Most people regard retail as a fast-moving, innovative and cutting-edge industry, and in many ways they are right.

‘If you’re not in, you can’t win.’ This was for many years the catchy slogan of the Irish lottery, still remembered and used in various contexts by many of us - to which I am going to add a new application.

Most people regard retail as a fast-moving, innovative and cutting-edge industry, and in many ways they are right.

But when it comes to keeping ahead of developments that affect the very business of retailing, our record is not so great.

If you had a case study about competition for a new channel of trade, and it featured on the one hand a start-up business with no brand equity, limited financial resources, no customers, and a management team new to the industry, and on the other hand a large, well-funded household name with 2 million customers and a prominent high street portfolio, you would feel safe backing the established business to hold on to the majority of its share… wouldn’t you?

But the experience of online trading turned out very differently. Many retailers are still scrambling to catch up and more than a few have been driven to bankruptcy.

Why is this?

One reason is that there was a lot of standing back and watching developments before making a commitment to something that (people thought) might turn out to be a fad. After the dotcom bubble burst, many retailers congratulated themselves for not wasting money on something that had “gone away”.

Today, of course, nobody in retail needs telling that they should be investing in online. However, technology development, and in particular the kind that is going to affect consumer behaviour, did not stop with online retail.

It is continuing, and if anything there are more new ideas and potentially disruptive technology today than at any time in the past 20 years. Mobile-based coupons and loyalty, real-time price comparisons, hybrid ordering and delivery models and 3D printing are some examples.

If retailers want to win in these new arenas, they have to be in them. This means being prepared to invest time and money to get stuck into new activities that might or might not go anywhere. Such investment will almost certainly never pass a financial appraisal and might even result in reduced profits.
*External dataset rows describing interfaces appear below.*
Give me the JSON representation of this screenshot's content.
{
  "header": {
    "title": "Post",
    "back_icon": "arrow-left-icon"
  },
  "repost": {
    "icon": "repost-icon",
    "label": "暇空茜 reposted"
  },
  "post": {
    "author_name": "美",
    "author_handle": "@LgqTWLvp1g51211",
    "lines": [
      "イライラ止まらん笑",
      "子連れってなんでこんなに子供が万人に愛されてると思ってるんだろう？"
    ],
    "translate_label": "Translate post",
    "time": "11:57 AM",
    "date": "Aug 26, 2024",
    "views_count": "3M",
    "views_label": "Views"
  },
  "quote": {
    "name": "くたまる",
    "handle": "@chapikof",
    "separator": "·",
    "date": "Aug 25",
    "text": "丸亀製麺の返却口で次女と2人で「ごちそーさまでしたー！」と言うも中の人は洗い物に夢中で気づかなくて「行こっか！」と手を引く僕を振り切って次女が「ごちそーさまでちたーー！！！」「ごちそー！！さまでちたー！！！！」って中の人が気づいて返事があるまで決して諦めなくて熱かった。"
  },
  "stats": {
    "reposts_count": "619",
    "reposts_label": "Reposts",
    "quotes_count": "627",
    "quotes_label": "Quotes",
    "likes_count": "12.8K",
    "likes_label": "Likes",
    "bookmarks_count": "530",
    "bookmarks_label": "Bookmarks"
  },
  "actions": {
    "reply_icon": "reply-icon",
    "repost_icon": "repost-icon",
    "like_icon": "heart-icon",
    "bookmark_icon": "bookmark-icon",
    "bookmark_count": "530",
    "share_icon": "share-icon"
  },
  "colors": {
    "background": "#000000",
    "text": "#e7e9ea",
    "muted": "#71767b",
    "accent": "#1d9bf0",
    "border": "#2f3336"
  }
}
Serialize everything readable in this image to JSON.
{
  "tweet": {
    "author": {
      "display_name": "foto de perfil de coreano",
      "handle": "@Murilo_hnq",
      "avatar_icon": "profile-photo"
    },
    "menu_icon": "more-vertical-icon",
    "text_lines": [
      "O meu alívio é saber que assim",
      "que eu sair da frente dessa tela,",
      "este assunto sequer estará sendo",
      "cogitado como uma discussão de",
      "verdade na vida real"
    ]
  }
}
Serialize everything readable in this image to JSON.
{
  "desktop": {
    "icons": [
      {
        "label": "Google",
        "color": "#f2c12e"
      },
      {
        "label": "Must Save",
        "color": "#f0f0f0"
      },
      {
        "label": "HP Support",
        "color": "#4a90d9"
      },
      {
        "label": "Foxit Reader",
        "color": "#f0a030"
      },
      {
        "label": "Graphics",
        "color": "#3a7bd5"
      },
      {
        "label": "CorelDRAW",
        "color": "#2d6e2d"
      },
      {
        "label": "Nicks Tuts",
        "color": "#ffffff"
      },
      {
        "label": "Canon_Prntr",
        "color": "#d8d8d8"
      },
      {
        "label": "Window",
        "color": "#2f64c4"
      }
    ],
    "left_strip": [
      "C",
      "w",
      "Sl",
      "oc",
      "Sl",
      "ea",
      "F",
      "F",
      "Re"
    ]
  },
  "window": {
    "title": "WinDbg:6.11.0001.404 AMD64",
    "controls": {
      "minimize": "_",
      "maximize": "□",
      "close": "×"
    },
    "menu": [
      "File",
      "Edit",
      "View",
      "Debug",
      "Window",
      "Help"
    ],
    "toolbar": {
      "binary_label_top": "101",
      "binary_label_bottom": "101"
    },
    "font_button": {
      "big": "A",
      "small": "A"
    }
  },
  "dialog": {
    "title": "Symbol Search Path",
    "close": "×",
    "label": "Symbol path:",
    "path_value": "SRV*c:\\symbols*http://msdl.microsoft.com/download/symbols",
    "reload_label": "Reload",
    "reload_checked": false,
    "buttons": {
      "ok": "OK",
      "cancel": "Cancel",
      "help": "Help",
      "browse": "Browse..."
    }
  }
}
It might also need management to be sanguine about cannibalisation of sales, something that has certainly held retailers back when moving online.

Those who are willing to take the plunge in this way will learn faster about these areas, discover the pitfalls, and get competent quicker than their competitors - as well as having the chance to keep up with the start-up specialists who are learning our industry rapidly.

So my message is that it is not enough now for retailers just to be investing in online - that’s a given.

We need to be getting into the next generation of disruptive ideas, becoming experts at them, and making sure we are clear winners when consumers adopt them.

  • Simon Burke is chairman of Hobbycraft